I went back to look at the "Infinite Fill Show" today and took some more pictures; I'll be putting them up gradually. This one came out blurry and I feel in all good conscience I should reshoot it, but I'm posting it anyway. It's an installation by Leif Ritchey, very easy to overlook down at your feet, in a corner. Yes, it's a zen rock garden with a black and white pine cone, beans, and raked sand, an elegant (but still somewhat lowbrow) counterpoint to all the digital brut up at eye-level. Ritchey's an analog guy, and I've been playing his video "Flatbush Windows" over and over and showing it to friends. I found it on the Nautical Almanac-related compilation Eyes of the Mind (which I've been meaning to write about--it's awesome). The video is as understated as this piece--grainy bits of one-step-removed footage shot off an awkwardly framed TV screen, depicting trees blowing in the wind, people walking up and down the sidewalk, clunky jump cuts of a pair of women's shoes (decorated with beads? I have to watch it again), with a soundtrack of jazz and quiet techno that's somewhat tinny, like it's wafting in from another room. The best kind of Cagean work, strangely gripping for being so ephemeral.
Amazon.com is weird, like a cult where the rules change daily. In an earlier post I described how their editors removed the word "sexual" from a review of mine and replaced it with "inapropriate [sic]." And according to the New York Times, they recently outed all their anonymous reviewers (in Canada) and started a companywide program that validates whether your reviews are written under your "Real Name" or a "Pen Name."
In the early days of the site they had a category called "I am the author of this book and I want to comment on it." I wrote an explanatory blurb about the post-hypnotic catalog, listing some artists depicted in the book, etc. and captioned it "notes from an artist and essayist in the exhibition." A couple of years ago, the "i am the author..." category was eliminated, and they moved the blurb to my list of reviews of other people's books, CDs, and movies. I thought that was strange, but let it go (it's not like they post an email for complaints). A month or two ago, the "review" disappeared from my list. It felt like they thought I was scamming, reviewing my own book. At any rate, I've always used my own name, but my "favorite reviewer" was dogmatico, who I see has also been removed from my page.

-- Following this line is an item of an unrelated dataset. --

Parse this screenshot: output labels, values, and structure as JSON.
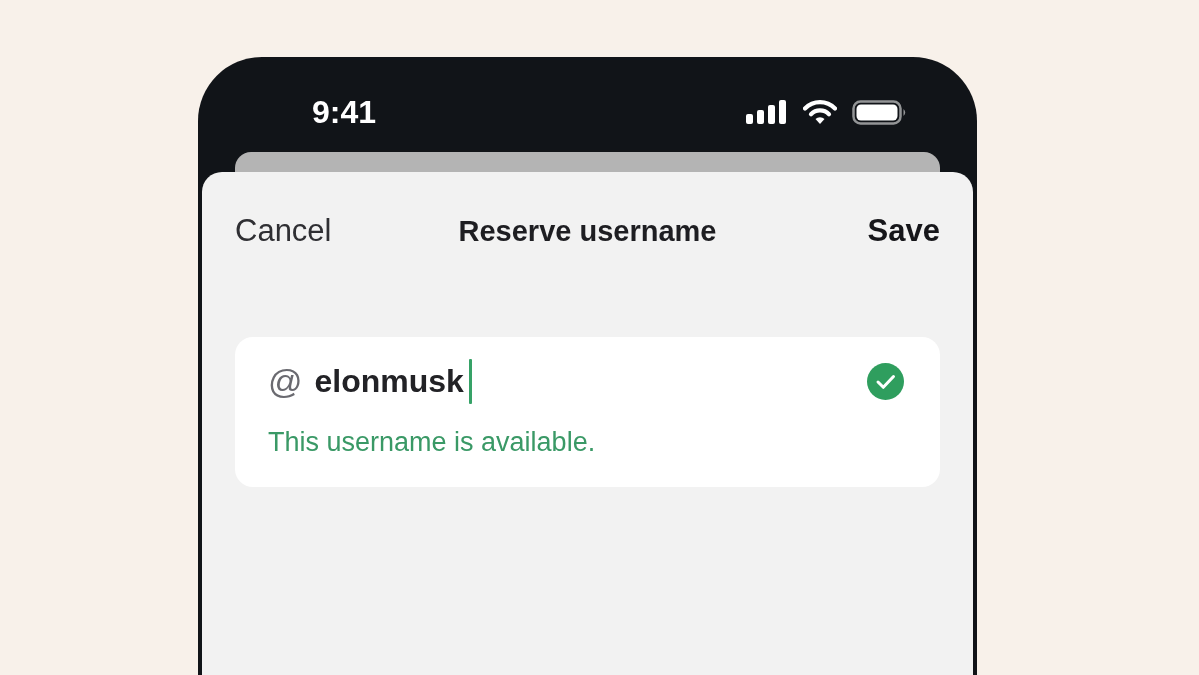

All this may ultimately mean less joke fodder such as this post celebrating the lowest ranked reviews of great works. dogmatico's favorite reviewer, "doo doo brown," to cite another example, made a career of writing dismissive reviews of canonical works of Western philosophy. (hat tips to Jim and Bill)
From the New Yorker, a review of a show mentioned on this weblog a few weeks ago:
DIANA KINGSLEYWell, "cute" is in the eye of the beholder, especially when a show is viewed selectively. Factual corrections: when a moth hits window glass, it's smashing (to the moth), and the tennis player falls three times if you watch the entire (two and 1/2 minute) loop.
“Isle of August” is a collection of videos and photographs of a well-heeled summer world. A tennis player, seen only from behind and the waist down, is oblivious to her flapping, untied shoelaces in “Court Disaster.” A stack of gilt-edged china plates teeters precariously in “Fair field full of dainty,” and a moth lured by a yellow flower bumps endlessly against a window in “buster.” But nothing smashes, no one falls, and the over-all effect is cute rather than menacing. Through Aug. 5. (Castelli, 18 E. 77th St. 212-249-4470.)